This is a simple expedient that allows certain Highland and Irish units to melee other foot (including pike armed) as if they had pikes. It is an easy way to account for a variety of polearms, swords, half-pikes, axes, etc. that might allow the unit to get “passed the points” of their opponent and wreak havoc. The unit is typed as Musket & Pike and fits into the appropriate place in FK&P hierarchy of “All Pike”, “Pike Heavy”, “Standard”, and “Shot Heavy”, while being classed as No Pikes against any type of horse.

Guard {Grd}

After some additional trials I now think that the designers not including Bodyguard markers in the final rules was the correct decision. There is one chance in ten (one in five if “gallant”) that something will happen to an officer attached to a unit that suffers hits (saved or unsaved). The most adept bodyguards can not prevent a random shot of sword cut from felling their hero and I have come to think ever officer should take equal chances for equal benefits. The loss of a leader is a profound event (historically and game wise) and it should happen with equal chance. 08/20/2018

In some of the earlier drafts of FK&P there was an option for using a “Lifeguard” token that could be attached to a Commanding General.

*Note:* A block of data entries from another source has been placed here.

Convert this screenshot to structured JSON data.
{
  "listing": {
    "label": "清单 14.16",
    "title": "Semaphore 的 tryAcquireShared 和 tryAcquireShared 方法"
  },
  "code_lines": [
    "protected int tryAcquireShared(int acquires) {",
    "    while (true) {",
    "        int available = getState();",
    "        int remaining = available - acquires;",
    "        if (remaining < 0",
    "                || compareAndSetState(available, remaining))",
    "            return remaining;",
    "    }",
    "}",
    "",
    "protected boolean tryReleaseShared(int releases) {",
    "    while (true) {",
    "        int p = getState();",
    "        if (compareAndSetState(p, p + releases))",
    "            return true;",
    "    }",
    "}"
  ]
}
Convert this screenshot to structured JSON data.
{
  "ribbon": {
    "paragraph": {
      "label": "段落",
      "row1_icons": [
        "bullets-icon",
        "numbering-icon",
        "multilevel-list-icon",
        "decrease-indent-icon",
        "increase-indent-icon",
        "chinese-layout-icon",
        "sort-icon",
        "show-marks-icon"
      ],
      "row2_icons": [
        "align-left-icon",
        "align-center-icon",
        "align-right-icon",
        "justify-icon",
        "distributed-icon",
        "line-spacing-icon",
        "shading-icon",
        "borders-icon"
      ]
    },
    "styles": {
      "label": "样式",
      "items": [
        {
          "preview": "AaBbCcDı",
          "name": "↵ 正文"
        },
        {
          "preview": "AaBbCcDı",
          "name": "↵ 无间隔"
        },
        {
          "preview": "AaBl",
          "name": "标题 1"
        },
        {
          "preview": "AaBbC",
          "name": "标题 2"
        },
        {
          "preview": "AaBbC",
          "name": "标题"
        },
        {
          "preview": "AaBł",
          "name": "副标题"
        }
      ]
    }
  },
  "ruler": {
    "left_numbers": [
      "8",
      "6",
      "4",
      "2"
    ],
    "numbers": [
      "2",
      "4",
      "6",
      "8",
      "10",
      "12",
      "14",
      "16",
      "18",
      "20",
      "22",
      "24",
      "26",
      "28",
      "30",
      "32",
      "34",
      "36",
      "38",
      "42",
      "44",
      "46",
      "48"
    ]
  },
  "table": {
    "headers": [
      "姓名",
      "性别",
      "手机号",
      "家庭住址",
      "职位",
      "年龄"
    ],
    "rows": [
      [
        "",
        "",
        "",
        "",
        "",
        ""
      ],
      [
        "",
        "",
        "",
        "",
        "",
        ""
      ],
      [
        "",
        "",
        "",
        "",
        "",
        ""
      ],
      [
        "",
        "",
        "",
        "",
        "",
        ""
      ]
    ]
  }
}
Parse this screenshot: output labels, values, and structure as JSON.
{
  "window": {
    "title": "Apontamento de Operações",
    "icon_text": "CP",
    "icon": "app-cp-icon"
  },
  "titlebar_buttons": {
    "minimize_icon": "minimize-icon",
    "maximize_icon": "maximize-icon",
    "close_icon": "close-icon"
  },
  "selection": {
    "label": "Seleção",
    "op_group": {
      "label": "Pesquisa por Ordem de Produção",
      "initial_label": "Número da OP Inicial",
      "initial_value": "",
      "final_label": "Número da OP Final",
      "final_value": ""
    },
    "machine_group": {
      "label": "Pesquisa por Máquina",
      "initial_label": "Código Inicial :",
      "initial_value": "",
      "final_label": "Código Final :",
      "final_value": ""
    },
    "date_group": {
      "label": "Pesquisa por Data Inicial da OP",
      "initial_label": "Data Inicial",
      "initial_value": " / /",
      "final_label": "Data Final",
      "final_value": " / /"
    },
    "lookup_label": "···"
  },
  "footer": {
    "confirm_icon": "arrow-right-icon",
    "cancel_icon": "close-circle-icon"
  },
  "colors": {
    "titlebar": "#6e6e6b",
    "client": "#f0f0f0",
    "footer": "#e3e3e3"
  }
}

It could be expended to get a redo on the outcome of a hit on the officer being protected. With small units of horse being added to play the role of Lifeguards the rule was dropped.

I liked the idea of both and particularly wanted to add it for the benefit of Alisdair Macolla (who usually, it seems, fought on foot). He did have a small fighting unit, “MacColla’s Lifeguards” (again, on foot) which included a smaller group who fought shoulder to shoulder with the general (to help keep him alive it is presumed).

{Grd} is a token that may be added (cost of 3vp) to any general officer (but there should be historic evidence of such a presence). It may be used to absorb a hit on the general and is then expended (with no award of victory points)

Attached Shot {AS} Special 

I like this rule but am not yet happy with its mechanics. I will revisit it again at some later date.  I am, however, now convinced that it should not be used with Highlanders.


I work with lots of situations that call for civilian or proto-military units (the Irish Rebellion of 1641 and Monmouth’s Rebellion of 1685 are two notable examples). The unit type, Rabble, is quite useful but adding a small shooting capability is sometime realistic. Likewise, Highlanders may need slightly more firepower than is used in the primary rules.

In the case of both Rabble and Highlanders this extra firepower is employed by individuals and not as soldiers trained in delivering disciplined volleys. To simulate this a regular {AS} marker can be added (no more than one per unit and at the same cost) to units typed as Rabble or Highlanders.

{AS} works in a special way, different from it’s standard use with horse or artillery: it may fire only at long range (two boxes) either on shooting activation or return fire. It applies one shoot to-hit card and is then expended.